# [Task requirements]
An exact copy of the data below is required; return it in full.

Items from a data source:
______________________________
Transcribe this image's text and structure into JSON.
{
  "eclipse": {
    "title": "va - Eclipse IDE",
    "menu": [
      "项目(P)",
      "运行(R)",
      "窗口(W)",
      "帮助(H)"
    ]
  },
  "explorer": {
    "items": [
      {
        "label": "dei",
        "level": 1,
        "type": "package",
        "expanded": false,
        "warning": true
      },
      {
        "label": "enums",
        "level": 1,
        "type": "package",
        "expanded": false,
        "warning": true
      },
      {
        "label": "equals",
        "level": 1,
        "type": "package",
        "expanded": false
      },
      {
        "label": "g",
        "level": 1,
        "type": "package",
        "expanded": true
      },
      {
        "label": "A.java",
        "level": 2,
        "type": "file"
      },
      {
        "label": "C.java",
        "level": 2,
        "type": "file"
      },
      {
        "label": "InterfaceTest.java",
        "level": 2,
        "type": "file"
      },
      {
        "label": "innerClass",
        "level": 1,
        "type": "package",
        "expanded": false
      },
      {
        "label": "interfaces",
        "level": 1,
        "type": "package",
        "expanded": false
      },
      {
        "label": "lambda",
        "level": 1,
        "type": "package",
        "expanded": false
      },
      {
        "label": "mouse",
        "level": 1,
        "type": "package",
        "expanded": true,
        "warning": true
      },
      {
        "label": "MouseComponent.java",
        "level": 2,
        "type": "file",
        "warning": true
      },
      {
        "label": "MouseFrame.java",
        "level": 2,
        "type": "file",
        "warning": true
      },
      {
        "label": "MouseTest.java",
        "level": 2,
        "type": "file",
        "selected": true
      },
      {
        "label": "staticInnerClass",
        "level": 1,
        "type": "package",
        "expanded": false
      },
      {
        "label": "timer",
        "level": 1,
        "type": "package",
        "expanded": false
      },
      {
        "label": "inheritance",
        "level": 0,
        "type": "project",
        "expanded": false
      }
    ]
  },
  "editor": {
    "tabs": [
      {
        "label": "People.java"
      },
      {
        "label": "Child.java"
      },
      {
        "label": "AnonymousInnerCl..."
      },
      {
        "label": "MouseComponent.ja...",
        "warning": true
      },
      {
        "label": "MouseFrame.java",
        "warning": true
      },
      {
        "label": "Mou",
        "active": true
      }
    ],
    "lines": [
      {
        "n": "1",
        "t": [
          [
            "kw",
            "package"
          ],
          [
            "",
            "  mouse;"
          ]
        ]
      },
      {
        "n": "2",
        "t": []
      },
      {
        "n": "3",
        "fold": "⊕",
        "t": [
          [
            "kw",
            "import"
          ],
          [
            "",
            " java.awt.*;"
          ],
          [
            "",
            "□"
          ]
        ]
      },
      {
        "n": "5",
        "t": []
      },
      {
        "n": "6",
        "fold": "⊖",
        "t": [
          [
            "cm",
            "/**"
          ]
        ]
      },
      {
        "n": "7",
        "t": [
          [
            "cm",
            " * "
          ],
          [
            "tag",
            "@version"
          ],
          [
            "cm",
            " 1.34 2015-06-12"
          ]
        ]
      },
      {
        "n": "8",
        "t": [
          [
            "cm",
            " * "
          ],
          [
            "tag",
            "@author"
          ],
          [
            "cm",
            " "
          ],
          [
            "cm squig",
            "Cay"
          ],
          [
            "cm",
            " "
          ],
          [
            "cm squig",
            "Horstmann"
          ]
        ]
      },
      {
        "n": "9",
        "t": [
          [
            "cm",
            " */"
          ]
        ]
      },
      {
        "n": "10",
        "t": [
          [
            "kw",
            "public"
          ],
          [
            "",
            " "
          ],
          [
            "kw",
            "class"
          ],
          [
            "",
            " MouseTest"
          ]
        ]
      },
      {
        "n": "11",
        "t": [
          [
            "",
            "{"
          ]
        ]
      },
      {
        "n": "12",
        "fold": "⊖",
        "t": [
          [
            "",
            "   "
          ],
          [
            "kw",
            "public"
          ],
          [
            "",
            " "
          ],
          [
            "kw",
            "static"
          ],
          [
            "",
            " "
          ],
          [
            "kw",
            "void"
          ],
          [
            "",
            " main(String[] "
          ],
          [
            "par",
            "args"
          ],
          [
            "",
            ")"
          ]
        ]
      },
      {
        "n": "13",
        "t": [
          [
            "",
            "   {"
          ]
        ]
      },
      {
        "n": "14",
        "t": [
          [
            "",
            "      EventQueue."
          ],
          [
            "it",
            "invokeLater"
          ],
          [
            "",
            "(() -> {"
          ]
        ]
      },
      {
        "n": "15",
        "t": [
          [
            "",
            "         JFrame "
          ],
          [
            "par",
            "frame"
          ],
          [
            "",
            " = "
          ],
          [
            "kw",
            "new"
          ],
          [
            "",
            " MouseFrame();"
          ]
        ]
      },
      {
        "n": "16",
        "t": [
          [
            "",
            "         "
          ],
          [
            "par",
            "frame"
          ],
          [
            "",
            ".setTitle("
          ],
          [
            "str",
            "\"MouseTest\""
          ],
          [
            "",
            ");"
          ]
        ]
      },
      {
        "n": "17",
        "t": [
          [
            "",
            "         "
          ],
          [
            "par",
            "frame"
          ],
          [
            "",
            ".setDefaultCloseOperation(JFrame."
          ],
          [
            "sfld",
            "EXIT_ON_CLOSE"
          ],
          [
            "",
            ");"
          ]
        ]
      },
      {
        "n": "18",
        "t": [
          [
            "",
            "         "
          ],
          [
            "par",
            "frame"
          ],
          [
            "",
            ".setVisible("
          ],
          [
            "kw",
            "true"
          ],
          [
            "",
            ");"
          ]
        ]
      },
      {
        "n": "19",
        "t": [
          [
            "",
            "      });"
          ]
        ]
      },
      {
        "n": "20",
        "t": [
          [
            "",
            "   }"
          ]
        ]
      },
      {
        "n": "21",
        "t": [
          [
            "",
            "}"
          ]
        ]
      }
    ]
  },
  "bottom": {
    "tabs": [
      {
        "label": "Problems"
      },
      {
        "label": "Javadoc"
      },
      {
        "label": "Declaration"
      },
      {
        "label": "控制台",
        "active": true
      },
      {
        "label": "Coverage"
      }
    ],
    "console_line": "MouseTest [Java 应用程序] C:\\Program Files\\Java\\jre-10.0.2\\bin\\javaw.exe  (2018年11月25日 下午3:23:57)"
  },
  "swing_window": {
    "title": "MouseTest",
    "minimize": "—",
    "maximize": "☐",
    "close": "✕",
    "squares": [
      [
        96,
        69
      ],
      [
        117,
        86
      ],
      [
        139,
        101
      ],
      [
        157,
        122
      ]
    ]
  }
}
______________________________
# [Solved exercise]
Transcribe this image's text and structure into JSON.
{
  "eclipse": {
    "title": "va - Eclipse IDE",
    "menu": [
      "项目(P)",
      "运行(R)",
      "窗口(W)",
      "帮助(H)"
    ]
  },
  "explorer": {
    "items": [
      {
        "label": "dei",
        "level": 1,
        "type": "package",
        "expanded": false,
        "warning": true
      },
      {
        "label": "enums",
        "level": 1,
        "type": "package",
        "expanded": false,
        "warning": true
      },
      {
        "label": "equals",
        "level": 1,
        "type": "package",
        "expanded": false
      },
      {
        "label": "g",
        "level": 1,
        "type": "package",
        "expanded": true
      },
      {
        "label": "A.java",
        "level": 2,
        "type": "file"
      },
      {
        "label": "C.java",
        "level": 2,
        "type": "file"
      },
      {
        "label": "InterfaceTest.java",
        "level": 2,
        "type": "file"
      },
      {
        "label": "innerClass",
        "level": 1,
        "type": "package",
        "expanded": false
      },
      {
        "label": "interfaces",
        "level": 1,
        "type": "package",
        "expanded": false
      },
      {
        "label": "lambda",
        "level": 1,
        "type": "package",
        "expanded": false
      },
      {
        "label": "mouse",
        "level": 1,
        "type": "package",
        "expanded": true,
        "warning": true
      },
      {
        "label": "MouseComponent.java",
        "level": 2,
        "type": "file",
        "warning": true
      },
      {
        "label": "MouseFrame.java",
        "level": 2,
        "type": "file",
        "warning": true
      },
      {
        "label": "MouseTest.java",
        "level": 2,
        "type": "file",
        "selected": true
      },
      {
        "label": "staticInnerClass",
        "level": 1,
        "type": "package",
        "expanded": false
      },
      {
        "label": "timer",
        "level": 1,
        "type": "package",
        "expanded": false
      },
      {
        "label": "inheritance",
        "level": 0,
        "type": "project",
        "expanded": false
      }
    ]
  },
  "editor": {
    "tabs": [
      {
        "label": "People.java"
      },
      {
        "label": "Child.java"
      },
      {
        "label": "AnonymousInnerCl..."
      },
      {
        "label": "MouseComponent.ja...",
        "warning": true
      },
      {
        "label": "MouseFrame.java",
        "warning": true
      },
      {
        "label": "Mou",
        "active": true
      }
    ],
    "lines": [
      {
        "n": "1",
        "t": [
          [
            "kw",
            "package"
          ],
          [
            "",
            "  mouse;"
          ]
        ]
      },
      {
        "n": "2",
        "t": []
      },
      {
        "n": "3",
        "fold": "⊕",
        "t": [
          [
            "kw",
            "import"
          ],
          [
            "",
            " java.awt.*;"
          ],
          [
            "",
            "□"
          ]
        ]
      },
      {
        "n": "5",
        "t": []
      },
      {
        "n": "6",
        "fold": "⊖",
        "t": [
          [
            "cm",
            "/**"
          ]
        ]
      },
      {
        "n": "7",
        "t": [
          [
            "cm",
            " * "
          ],
          [
            "tag",
            "@version"
          ],
          [
            "cm",
            " 1.34 2015-06-12"
          ]
        ]
      },
      {
        "n": "8",
        "t": [
          [
            "cm",
            " * "
          ],
          [
            "tag",
            "@author"
          ],
          [
            "cm",
            " "
          ],
          [
            "cm squig",
            "Cay"
          ],
          [
            "cm",
            " "
          ],
          [
            "cm squig",
            "Horstmann"
          ]
        ]
      },
      {
        "n": "9",
        "t": [
          [
            "cm",
            " */"
          ]
        ]
      },
      {
        "n": "10",
        "t": [
          [
            "kw",
            "public"
          ],
          [
            "",
            " "
          ],
          [
            "kw",
            "class"
          ],
          [
            "",
            " MouseTest"
          ]
        ]
      },
      {
        "n": "11",
        "t": [
          [
            "",
            "{"
          ]
        ]
      },
      {
        "n": "12",
        "fold": "⊖",
        "t": [
          [
            "",
            "   "
          ],
          [
            "kw",
            "public"
          ],
          [
            "",
            " "
          ],
          [
            "kw",
            "static"
          ],
          [
            "",
            " "
          ],
          [
            "kw",
            "void"
          ],
          [
            "",
            " main(String[] "
          ],
          [
            "par",
            "args"
          ],
          [
            "",
            ")"
          ]
        ]
      },
      {
        "n": "13",
        "t": [
          [
            "",
            "   {"
          ]
        ]
      },
      {
        "n": "14",
        "t": [
          [
            "",
            "      EventQueue."
          ],
          [
            "it",
            "invokeLater"
          ],
          [
            "",
            "(() -> {"
          ]
        ]
      },
      {
        "n": "15",
        "t": [
          [
            "",
            "         JFrame "
          ],
          [
            "par",
            "frame"
          ],
          [
            "",
            " = "
          ],
          [
            "kw",
            "new"
          ],
          [
            "",
            " MouseFrame();"
          ]
        ]
      },
      {
        "n": "16",
        "t": [
          [
            "",
            "         "
          ],
          [
            "par",
            "frame"
          ],
          [
            "",
            ".setTitle("
          ],
          [
            "str",
            "\"MouseTest\""
          ],
          [
            "",
            ");"
          ]
        ]
      },
      {
        "n": "17",
        "t": [
          [
            "",
            "         "
          ],
          [
            "par",
            "frame"
          ],
          [
            "",
            ".setDefaultCloseOperation(JFrame."
          ],
          [
            "sfld",
            "EXIT_ON_CLOSE"
          ],
          [
            "",
            ");"
          ]
        ]
      },
      {
        "n": "18",
        "t": [
          [
            "",
            "         "
          ],
          [
            "par",
            "frame"
          ],
          [
            "",
            ".setVisible("
          ],
          [
            "kw",
            "true"
          ],
          [
            "",
            ");"
          ]
        ]
      },
      {
        "n": "19",
        "t": [
          [
            "",
            "      });"
          ]
        ]
      },
      {
        "n": "20",
        "t": [
          [
            "",
            "   }"
          ]
        ]
      },
      {
        "n": "21",
        "t": [
          [
            "",
            "}"
          ]
        ]
      }
    ]
  },
  "bottom": {
    "tabs": [
      {
        "label": "Problems"
      },
      {
        "label": "Javadoc"
      },
      {
        "label": "Declaration"
      },
      {
        "label": "控制台",
        "active": true
      },
      {
        "label": "Coverage"
      }
    ],
    "console_line": "MouseTest [Java 应用程序] C:\\Program Files\\Java\\jre-10.0.2\\bin\\javaw.exe  (2018年11月25日 下午3:23:57)"
  },
  "swing_window": {
    "title": "MouseTest",
    "minimize": "—",
    "maximize": "☐",
    "close": "✕",
    "squares": [
      [
        96,
        69
      ],
      [
        117,
        86
      ],
      [
        139,
        101
      ],
      [
        157,
        122
      ]
    ]
  }
}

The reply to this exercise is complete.